SQL Server: Adding Custom Reports in SQL Server 2005 Performance Dashboard

This article is an extension to the blog entry “SQL Server 2005 Performance Dashboard Reports by Rakesh. In his blog, Rakesh introduces to you about an add-in which contains a set of dashboard reports predesigned and made available by Microsoft. I am extending the same to show you how we can design our own custom reports and use them as dashboard reports in SQL Server Management Studio (SSMS).

For the demo, I am using the query in the blog post “How to find the free space in Database files?“ by Sarabpreet which shows the free space in the data and log files for a particular database.

As the purpose of this article is just to show a trick to access a custom report through SSMS, I am not showing here in detail how to create a report. Instead, I assume that the readers are familiar with using reporting services to design simple reports. The report which I have designed is available on the site in the files section with the name “DBSpaceUtilization.rdl” and you can download the same from here.

Before showing the trick, would like to ask the audience if they have ever noticed that these dashboard reports show the information of the server in the context of which they run. Meaning, how do you access these reports; by right-clicking the server / database name and selecting the Reports –> Custom Reports option. Then the report shows the information pertaining to that server or database. So the question is how the report knows on which server it should run and from which database it should fetch the information and using which credential.

The trick is that once you design and test the report, just remove the connection string and save the report. This rdl file you can now access using the Reports –> Custom Reports option in SSMS which is available on right-clicking the objects in Object Explorer.

Following steps shows the changes to be made in the Connection string in the reports .rdl file to make the trick work. Open the .rdl file using Business Intelligence development Studio and follow the below steps,

Step 1 – Open the Data tab, select the dataset and click on the button besides the dataset dropdown to open the Dataset dialog box.


Step 2 – In the Dataset dialog box click on the button besides the Data source dropdown to open the Data Source dialog box.


Step 3 – Remove the connection string entry in the “Connection string” text box and click on the OK.



Step 4 – An error message box will be displayed informing the connection string issue. Ignore the message and click on OK.


You are now ready with the report. Just save the report and close the project.

To run the report,

  1. Copy the report .rdl file to the folder where you have kept all the custom reports you would like to access using SSMS. (This is for the management purpose only and is not a required step)
  2. Open SSMS and connect to the server in Object Explorer using the credentials which has enough rights to run the report’s query.
  3. Expand the Databases folder to view all the databases available.
  4. Right click on any database name and select Reports –> Custom Reports option from the shortcut menu.
  5. Browse the report and click on Open in the Open File dialog box. (This you have to do for the first time only. From the next time the report name will start appearing in the Reports sub menu.
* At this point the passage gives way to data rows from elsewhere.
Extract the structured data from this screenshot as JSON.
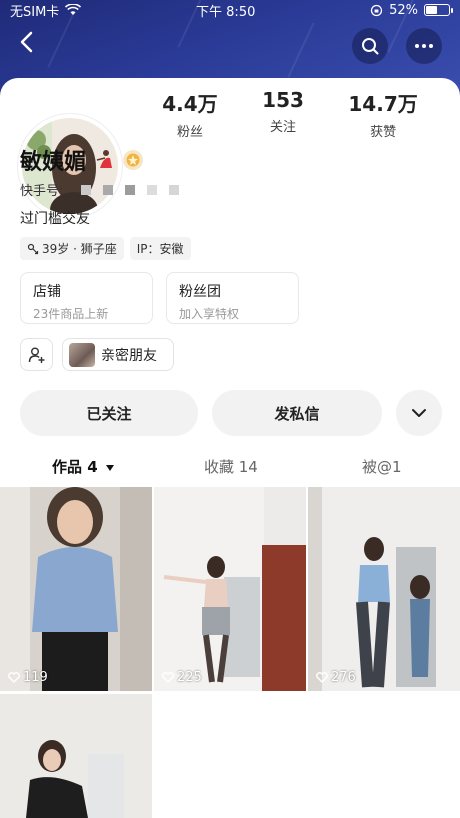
{
  "status_bar": {
    "carrier": "无SIM卡",
    "time": "下午 8:50",
    "battery": "52%",
    "battery_level": 0.52
  },
  "profile": {
    "name": "敏姨媚",
    "id_label": "快手号:",
    "bio": "过门槛交友",
    "tag_age": "39岁 · 狮子座",
    "tag_ip": "IP：安徽"
  },
  "stats": [
    {
      "value": "4.4万",
      "label": "粉丝"
    },
    {
      "value": "153",
      "label": "关注"
    },
    {
      "value": "14.7万",
      "label": "获赞"
    }
  ],
  "cards": [
    {
      "title": "店铺",
      "subtitle": "23件商品上新"
    },
    {
      "title": "粉丝团",
      "subtitle": "加入享特权"
    }
  ],
  "close_friends": "亲密朋友",
  "actions": {
    "followed": "已关注",
    "message": "发私信"
  },
  "tabs": [
    {
      "label": "作品 4"
    },
    {
      "label": "收藏 14"
    },
    {
      "label": "被@1"
    }
  ],
  "videos": [
    {
      "likes": "119"
    },
    {
      "likes": "225"
    },
    {
      "likes": "276"
    },
    {
      "likes": ""
    }
  ],
  "icons": {
    "back": "back-arrow-icon",
    "search": "search-icon",
    "more": "more-dots-icon"
  }
}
The report executes using the credentials provided in step 2 to connect to the server and executes the query within the database selected in step 4. (I have selected the AdventureWorks database to run the report.)
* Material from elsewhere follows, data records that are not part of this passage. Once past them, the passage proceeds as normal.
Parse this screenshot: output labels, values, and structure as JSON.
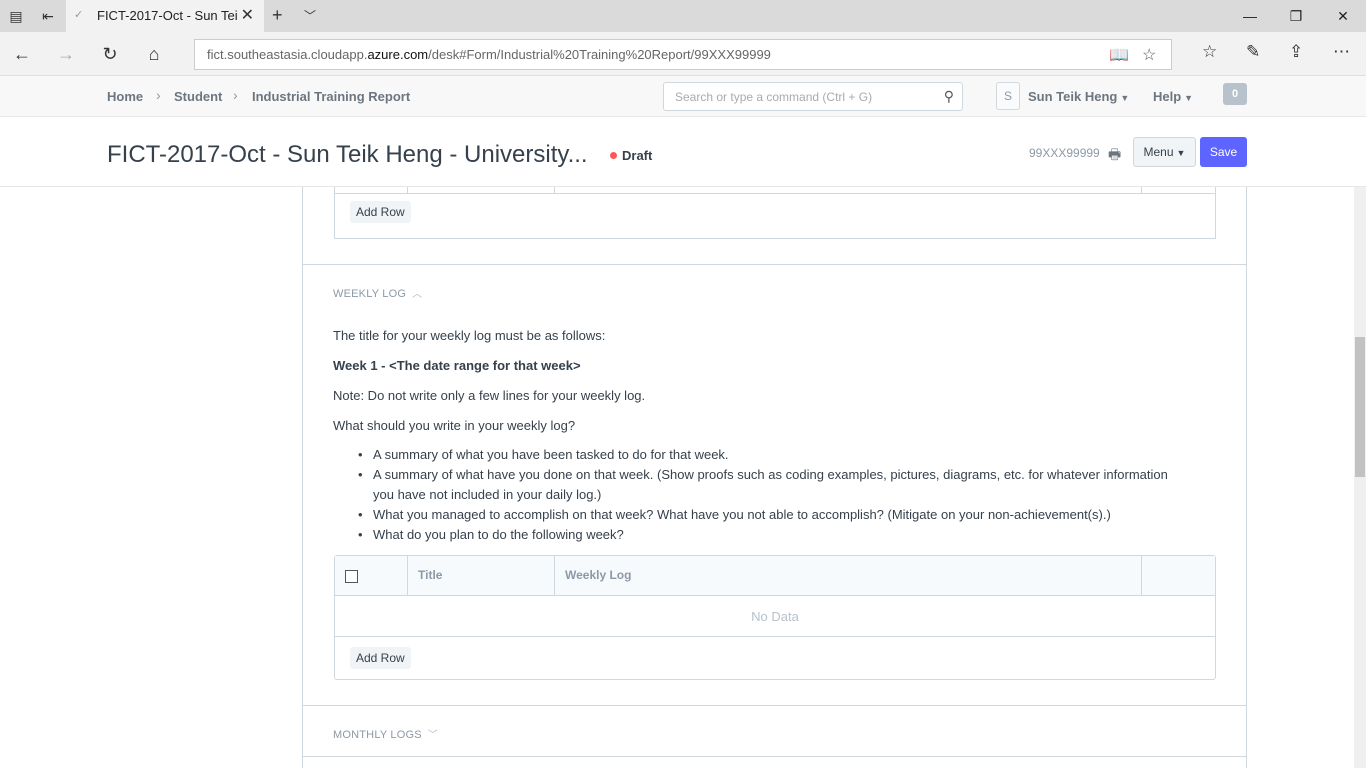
{
  "browser": {
    "tab_title": "FICT-2017-Oct - Sun Tei",
    "url_prefix": "fict.southeastasia.cloudapp.",
    "url_domain": "azure.com",
    "url_suffix": "/desk#Form/Industrial%20Training%20Report/99XXX99999"
  },
  "header": {
    "breadcrumbs": [
      "Home",
      "Student",
      "Industrial Training Report"
    ],
    "search_placeholder": "Search or type a command (Ctrl + G)",
    "avatar_letter": "S",
    "user_name": "Sun Teik Heng",
    "help_label": "Help",
    "notification_count": "0"
  },
  "titlebar": {
    "title": "FICT-2017-Oct - Sun Teik Heng - University...",
    "status": "Draft",
    "doc_name": "99XXX99999",
    "menu_label": "Menu",
    "save_label": "Save"
  },
  "prev_section": {
    "add_row_label": "Add Row"
  },
  "weekly_log": {
    "heading": "WEEKLY LOG",
    "intro": "The title for your weekly log must be as follows:",
    "format": "Week 1 - <The date range for that week>",
    "note": "Note: Do not write only a few lines for your weekly log.",
    "question": "What should you write in your weekly log?",
    "bullets": [
      "A summary of what you have been tasked to do for that week.",
      "A summary of what have you done on that week. (Show proofs such as coding examples, pictures, diagrams, etc. for whatever information you have not included in your daily log.)",
      "What you managed to accomplish on that week? What have you not able to accomplish? (Mitigate on your non-achievement(s).)",
      "What do you plan to do the following week?"
    ],
    "grid": {
      "columns": [
        "Title",
        "Weekly Log"
      ],
      "empty_text": "No Data",
      "add_row_label": "Add Row"
    }
  },
  "monthly_logs": {
    "heading": "MONTHLY LOGS"
  },
  "colors": {
    "primary": "#5e64ff",
    "draft_dot": "#ff5858",
    "border": "#d1d8dd",
    "muted_text": "#8d99a6"
  }
}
You have to understand here the context in which you should run the report designed. Meaning this report in demo is to be run in the context of a particular database. Similarly some of the performance reports should be run by right-clicking the server name and so on.

Hope you enjoy this. I know that many of you must be having good scripts to monitor server / database state or performance etc. and you can present the results using your own custom reports in SSMS.
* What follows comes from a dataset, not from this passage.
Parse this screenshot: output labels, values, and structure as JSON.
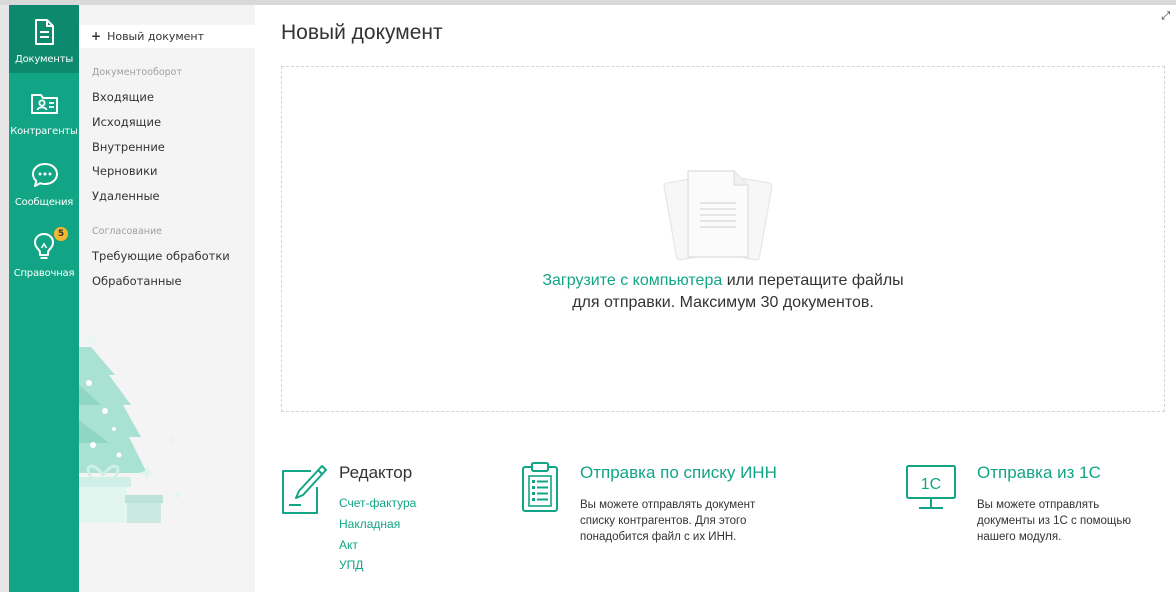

Amit Karkhanis

Like us on FaceBook Follow us on Twitter

Join the fastest growing SQL Server group on FaceBook


Leave a Reply

Your email address will not be published.